That statement couldn’t have been more wrong. It just goes to show how difficult it is to understand the connection between those foundational math principles and everyday adult life.
Despite turning down that early opportunity, I managed to meander back to numbers. Being the “over-achiever” that I was, I pretty much knew from the time that I was in 9th-10th grade that I wanted to do something business related. Having attended a relatively small school (graduating class was 83 people – strong year), there were only a few business classes offered there to dip my toe in the water. Accounting was one of them, but I’d heard through my involvement in DECA that it was pretty difficult. At that point I was seriously considering Human Resources (HR) as a potential major.
Amongst college visits and applications fall of my senior year, I continued to question whether HR was the right path. I turned to my eldest sister who had been out of college for a few years, and was paying her student loans already (I’ll come back to that in another post). The conversation went like this:
Me: I don’t know I really thought I was going to like HR. Everyone always tells me I’m a good listener and I thought it was the closest to psychology in the business field.
Sister: No offense, but HR is generally the first thing on the cutting room floor in tough times. What else do you like? What are you good at?
Me: My accounting class is going pretty well. Everyone always talked about how hard it was, but I feel like it’s pretty easy for me
Sis: Uhhhh… Becc – do that. Accountants make decent money.
Me: They do? I’d be kind of worried that I’d end up hating it though. Like you know how you do something you love so much that you get sick of it?
Well, after shadowing 2 college classes the following spring – one HR & one accounting – that was it. I could not connect with the HR class at all. I didn’t even hear anything in the accounting class because they were taking an exam (probably a blessing in disguise looking back), but I was positive I did NOT want to do Human Resources any more.

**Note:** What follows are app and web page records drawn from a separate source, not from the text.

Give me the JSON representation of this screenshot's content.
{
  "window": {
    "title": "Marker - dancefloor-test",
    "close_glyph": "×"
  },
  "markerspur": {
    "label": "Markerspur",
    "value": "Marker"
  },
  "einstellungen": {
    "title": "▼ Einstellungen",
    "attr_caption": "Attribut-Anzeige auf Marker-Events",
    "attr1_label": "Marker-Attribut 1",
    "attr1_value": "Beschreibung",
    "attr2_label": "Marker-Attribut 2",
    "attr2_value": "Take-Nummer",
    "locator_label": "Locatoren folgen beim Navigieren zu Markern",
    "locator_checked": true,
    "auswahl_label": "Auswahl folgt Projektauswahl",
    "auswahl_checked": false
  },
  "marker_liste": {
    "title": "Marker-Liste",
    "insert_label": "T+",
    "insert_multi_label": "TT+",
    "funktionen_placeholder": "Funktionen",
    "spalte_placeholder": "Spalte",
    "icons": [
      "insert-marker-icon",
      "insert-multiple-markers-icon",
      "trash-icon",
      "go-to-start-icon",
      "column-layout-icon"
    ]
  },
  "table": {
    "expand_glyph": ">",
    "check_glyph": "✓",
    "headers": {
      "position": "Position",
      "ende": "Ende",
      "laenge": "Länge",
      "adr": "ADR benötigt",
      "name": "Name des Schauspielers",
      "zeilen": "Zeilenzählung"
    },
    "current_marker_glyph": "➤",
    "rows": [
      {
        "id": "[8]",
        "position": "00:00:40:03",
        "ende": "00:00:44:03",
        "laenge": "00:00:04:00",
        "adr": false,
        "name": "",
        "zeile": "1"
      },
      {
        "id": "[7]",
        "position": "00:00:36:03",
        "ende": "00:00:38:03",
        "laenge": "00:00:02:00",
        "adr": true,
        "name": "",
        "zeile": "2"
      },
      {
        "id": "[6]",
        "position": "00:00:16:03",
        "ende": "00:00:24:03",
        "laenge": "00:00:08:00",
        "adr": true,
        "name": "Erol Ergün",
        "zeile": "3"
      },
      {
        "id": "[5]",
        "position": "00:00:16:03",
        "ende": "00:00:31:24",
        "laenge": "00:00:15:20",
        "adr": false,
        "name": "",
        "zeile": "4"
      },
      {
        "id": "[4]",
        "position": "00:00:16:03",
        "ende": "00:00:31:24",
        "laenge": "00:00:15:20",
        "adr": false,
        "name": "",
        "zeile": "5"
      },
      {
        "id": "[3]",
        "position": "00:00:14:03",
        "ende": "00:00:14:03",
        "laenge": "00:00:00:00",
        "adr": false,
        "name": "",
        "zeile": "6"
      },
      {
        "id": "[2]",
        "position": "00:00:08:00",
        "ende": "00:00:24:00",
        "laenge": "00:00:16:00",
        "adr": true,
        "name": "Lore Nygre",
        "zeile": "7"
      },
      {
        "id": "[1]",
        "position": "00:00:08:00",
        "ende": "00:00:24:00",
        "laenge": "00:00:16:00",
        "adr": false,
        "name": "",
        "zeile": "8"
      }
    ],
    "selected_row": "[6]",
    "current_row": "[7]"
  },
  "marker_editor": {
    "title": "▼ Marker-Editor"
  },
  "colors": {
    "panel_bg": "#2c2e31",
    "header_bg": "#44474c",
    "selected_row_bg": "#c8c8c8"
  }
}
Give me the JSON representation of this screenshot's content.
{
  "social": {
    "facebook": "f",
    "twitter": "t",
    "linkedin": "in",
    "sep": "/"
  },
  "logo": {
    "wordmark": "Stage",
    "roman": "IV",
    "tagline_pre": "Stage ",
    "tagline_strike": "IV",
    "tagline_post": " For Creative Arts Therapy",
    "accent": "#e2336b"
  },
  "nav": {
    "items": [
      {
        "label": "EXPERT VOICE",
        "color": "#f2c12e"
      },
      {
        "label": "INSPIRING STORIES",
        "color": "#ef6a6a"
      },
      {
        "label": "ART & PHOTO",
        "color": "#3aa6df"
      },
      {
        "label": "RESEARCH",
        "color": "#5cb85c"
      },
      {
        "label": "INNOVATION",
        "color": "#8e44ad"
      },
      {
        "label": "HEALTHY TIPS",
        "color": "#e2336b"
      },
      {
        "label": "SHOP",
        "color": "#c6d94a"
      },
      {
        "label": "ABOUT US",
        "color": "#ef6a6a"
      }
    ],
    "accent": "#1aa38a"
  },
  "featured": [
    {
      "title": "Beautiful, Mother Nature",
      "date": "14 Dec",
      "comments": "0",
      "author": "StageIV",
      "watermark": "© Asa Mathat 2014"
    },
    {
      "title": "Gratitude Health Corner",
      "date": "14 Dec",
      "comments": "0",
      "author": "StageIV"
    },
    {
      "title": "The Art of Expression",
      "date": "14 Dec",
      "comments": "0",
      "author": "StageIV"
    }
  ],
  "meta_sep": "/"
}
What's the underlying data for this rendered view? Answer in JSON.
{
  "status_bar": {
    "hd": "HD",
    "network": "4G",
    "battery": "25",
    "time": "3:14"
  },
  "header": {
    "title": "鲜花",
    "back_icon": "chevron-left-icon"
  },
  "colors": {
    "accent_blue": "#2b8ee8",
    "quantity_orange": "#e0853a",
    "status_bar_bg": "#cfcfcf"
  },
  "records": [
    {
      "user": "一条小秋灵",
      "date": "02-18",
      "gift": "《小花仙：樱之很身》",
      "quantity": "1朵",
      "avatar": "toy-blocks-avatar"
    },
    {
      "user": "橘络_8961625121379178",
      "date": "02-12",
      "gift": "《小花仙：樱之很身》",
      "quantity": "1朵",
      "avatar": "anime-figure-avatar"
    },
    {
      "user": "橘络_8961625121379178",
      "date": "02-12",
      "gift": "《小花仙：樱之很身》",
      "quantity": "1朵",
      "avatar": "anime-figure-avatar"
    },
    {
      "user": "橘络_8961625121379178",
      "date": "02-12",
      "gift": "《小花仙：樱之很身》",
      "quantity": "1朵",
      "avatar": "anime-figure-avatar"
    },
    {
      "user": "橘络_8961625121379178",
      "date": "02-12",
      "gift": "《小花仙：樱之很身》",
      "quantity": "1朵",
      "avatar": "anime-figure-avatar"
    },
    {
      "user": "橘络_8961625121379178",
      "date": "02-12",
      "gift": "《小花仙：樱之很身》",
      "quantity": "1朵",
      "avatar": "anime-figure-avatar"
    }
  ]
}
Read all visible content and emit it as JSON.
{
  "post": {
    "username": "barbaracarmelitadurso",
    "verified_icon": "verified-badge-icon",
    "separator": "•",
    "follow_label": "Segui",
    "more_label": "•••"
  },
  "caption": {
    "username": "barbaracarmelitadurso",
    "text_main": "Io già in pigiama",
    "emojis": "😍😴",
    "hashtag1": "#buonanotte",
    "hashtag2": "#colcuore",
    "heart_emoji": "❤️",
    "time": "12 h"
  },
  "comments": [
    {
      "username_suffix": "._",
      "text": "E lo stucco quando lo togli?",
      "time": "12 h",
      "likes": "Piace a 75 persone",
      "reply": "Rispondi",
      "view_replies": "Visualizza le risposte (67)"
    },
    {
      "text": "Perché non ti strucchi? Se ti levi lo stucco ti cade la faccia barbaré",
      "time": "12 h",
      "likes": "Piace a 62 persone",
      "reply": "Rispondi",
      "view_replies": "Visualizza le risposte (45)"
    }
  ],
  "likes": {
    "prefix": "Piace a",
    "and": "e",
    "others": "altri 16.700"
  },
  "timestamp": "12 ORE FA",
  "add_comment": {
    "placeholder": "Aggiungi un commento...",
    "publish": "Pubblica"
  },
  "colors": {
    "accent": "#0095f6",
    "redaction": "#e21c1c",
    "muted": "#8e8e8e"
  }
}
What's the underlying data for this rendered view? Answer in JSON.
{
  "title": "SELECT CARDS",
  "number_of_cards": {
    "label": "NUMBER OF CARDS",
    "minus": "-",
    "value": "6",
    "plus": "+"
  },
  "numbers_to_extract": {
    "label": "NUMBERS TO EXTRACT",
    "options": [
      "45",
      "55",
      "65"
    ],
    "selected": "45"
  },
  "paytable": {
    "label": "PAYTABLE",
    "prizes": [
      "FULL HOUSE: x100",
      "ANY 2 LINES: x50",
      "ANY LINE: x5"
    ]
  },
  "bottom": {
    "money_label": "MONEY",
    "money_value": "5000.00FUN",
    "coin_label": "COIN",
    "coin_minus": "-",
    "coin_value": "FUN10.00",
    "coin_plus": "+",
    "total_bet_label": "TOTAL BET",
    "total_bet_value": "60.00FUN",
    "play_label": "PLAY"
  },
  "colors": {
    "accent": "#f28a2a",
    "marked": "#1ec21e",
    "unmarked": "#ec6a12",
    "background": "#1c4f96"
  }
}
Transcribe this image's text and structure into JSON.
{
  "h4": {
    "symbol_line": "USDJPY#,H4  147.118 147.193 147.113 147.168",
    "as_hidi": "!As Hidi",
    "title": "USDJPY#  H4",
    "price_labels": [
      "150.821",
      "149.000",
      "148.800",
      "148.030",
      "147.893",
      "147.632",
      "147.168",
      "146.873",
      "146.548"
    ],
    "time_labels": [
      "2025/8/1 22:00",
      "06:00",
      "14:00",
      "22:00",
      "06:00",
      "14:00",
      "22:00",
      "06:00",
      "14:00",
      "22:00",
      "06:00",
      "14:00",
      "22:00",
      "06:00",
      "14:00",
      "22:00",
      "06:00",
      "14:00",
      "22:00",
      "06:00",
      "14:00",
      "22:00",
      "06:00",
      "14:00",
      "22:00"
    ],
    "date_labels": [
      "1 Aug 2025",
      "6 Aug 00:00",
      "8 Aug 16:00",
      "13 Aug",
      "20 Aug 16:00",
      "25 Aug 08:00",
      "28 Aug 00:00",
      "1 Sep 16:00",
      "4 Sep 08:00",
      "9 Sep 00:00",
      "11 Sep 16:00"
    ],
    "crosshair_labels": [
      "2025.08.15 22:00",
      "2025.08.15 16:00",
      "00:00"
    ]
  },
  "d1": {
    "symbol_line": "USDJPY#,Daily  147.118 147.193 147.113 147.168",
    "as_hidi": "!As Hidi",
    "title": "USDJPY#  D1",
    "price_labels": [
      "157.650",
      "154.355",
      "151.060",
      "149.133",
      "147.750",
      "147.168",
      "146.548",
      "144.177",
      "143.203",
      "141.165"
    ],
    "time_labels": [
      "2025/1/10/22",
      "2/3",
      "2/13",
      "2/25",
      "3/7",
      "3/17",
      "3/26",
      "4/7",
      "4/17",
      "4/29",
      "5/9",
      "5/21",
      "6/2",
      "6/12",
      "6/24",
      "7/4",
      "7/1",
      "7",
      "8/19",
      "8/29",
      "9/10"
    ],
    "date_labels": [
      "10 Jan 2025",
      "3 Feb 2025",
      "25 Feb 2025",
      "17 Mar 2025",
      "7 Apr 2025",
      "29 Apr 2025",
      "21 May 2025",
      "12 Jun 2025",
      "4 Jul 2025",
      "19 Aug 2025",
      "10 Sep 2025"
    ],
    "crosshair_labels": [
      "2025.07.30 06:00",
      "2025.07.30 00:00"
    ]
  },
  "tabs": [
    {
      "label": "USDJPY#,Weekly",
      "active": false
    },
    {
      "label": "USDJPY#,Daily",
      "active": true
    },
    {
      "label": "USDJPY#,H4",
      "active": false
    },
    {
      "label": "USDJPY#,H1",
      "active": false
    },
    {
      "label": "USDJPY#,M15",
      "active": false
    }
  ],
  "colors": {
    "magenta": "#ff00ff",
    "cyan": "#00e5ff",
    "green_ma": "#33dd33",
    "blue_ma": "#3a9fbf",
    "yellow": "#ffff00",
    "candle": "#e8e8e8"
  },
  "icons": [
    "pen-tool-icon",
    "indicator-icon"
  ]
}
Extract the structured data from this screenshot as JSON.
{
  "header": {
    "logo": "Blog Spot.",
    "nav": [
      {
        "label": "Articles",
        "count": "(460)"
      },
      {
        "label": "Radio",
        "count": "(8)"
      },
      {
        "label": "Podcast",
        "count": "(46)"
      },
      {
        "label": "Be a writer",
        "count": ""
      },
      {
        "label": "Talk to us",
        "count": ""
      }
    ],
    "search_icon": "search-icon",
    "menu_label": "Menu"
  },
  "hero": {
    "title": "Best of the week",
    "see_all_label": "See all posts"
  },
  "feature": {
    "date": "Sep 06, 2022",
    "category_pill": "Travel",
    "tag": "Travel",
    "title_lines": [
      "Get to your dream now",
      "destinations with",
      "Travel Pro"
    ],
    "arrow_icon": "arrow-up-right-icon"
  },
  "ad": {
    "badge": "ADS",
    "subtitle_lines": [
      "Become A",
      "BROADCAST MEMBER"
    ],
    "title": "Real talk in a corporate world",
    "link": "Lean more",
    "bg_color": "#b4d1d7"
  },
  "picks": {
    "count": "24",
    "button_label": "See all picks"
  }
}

Fast forward 4 years and I’d graduated with a BBA and MBA in Accounting, and had passed the first part of my CPA exam. You don’t throw away 4 years of education and accrued student loan debt by failing to get your CPA license, right? That’s what I’d heard for the last 4 years anyway – kind of a waste of a degree/money otherwise. Oh, and if you don’t get your CPA license, you’re basically a failure. What no one told me when I was picking a major was that the reality of working in the public accounting industry meant agreeing to work 80 hour weeks for at least 4 months of the year. Thankfully I’d stumbled into a niche within the industry that offered amazing experience without having to do that. After a few years in enterprise risk management, a stint at a bank internal audit shop, and a few more years in operational risk management I found a new professional certification that spoke to me like nothing else in my life – the Certified College Financial Consultant…. and my CPA license was a pre-requisite. Finally I no longer had to question whether I’d made the right choice investing in my CPA and opting out of the typical tax/audit tracks. Everything was clicking.
See the part that I skipped over was the development of severe anxiety related to my financial situation. Would I ever be able to stop working? I felt like I was drowning in student loan debt. How did that happen? I got merit scholarships that covered my half my tuition, finished my undergrad a year early, worked multiple jobs since senior year of high school over 30 hours/week, and borrowed less each year of my higher education. What did I do wrong? How did I end up with over 6 figures in student loan debt?! I was so careful!!!!
So I dedicated all that time outside of work to getting myself on a better financial track. Blood, sweat, and tears to fixing that on my own… because no one I’d known seemed to have the answers. They’d either (1) never gone to college, (2) struck the jackpot in the gene/inheritance pool, or (3) faced the same problems I did with student loan debt without any answers. So I taught myself – through my tax experience, credit score research, cost management education, and unwillingness to accept paying on this debt for the rest of my life I began improving my situation.
We’ll get to the specifics of how to avoid some of those pitfalls in some other posts. Long story short – not only did my professional license provide a springboard to the right path, but the new certification showed me everything I did “wrong” along the way. That sort of experience and hindsight is not something that every financial planner has to offer. My passion for preventing these financial catastrophes for future generations is too valuable to keep to myself. I want to help improve people’s everyday monetary situation in a way that’s best for them not only today, but sets them up for success in years to come.
So here I am. Just a girl, writing to the internet, asking them to let me help them.
Note: For those of you that think I just ended the post in an extremely corny fashion, please refer to the movie Notting Hill. I mean it’s corny for sure, but rooted in pop culture, so that counts for something, right? No?…. Awkward…. Okay I’ll stick to the numbers 🙂